With just a handful of episodes of Under the Dome left for the series' first season, we're left to wonder what could possibly go wrong next! Judging by the latest preview, a fair guess would be more seizures, gun problems and a grenade. Things could get explosive.
Power plays are all the rage under the dome these days, aren't they? Whoever has the resources has the power. Ollie Dinsmore figured that out fast, but some people are a bit too transparent for their own good, making fast decisions and hoping no one's noticing. I'm mainly referring to Big Jim Rennie, who tries to pass himself off as a man of the people, but doesn't seem to be fooling anyone that matters.
Following up on the preview for next Monday night's episode of Under the Dome, titled "Thicker than Water," we get a look at what's ahead for Joe and Norrie. From the latest sneak peek, it looks like the two teens are headed in separate directions in the wake of Alice's death.

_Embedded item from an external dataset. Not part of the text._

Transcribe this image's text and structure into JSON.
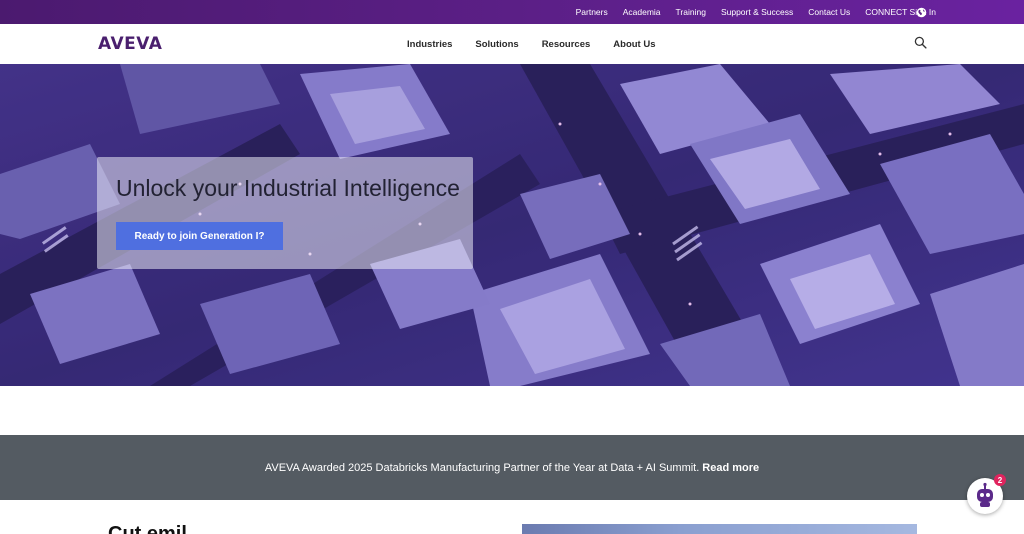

"Food fight takes on a whole new meaning," the trailer for next Monday night's episode of Under the Dome states. Depleting resources have been an ongoing issue under the dome, with water being a major issue, and now food, which is technically "thicker than water." That's a nod to the episode title, "Thicker than Water," which may very well refer to the food, and also family matters. Blood is also thicker than water.
Though its numbers have declined a bit since its premiere, Under the Dome continues to be a ratings success for CBS. This Monday night's episode, for example, was the highest rated in adults 25-54 and Monday's most-watched program. So it's understandable that CBS would be confident enough in their partnership with Steven Spielberg's Amblin Television to want to push forward with another series set for next summer.
The dome giveth and the dome taketh away. While the crisis-of-the-week was somewhat isolated to a small cluster of people, tonight's episode of Under the Dome ("Imperfect Circles") had a substantial body count, with one major character taking their final breaths before the episode's end. That's as vague as I can be before the obvious spoiler warning. If you haven't seen tonight's episode of UTD, turn back now!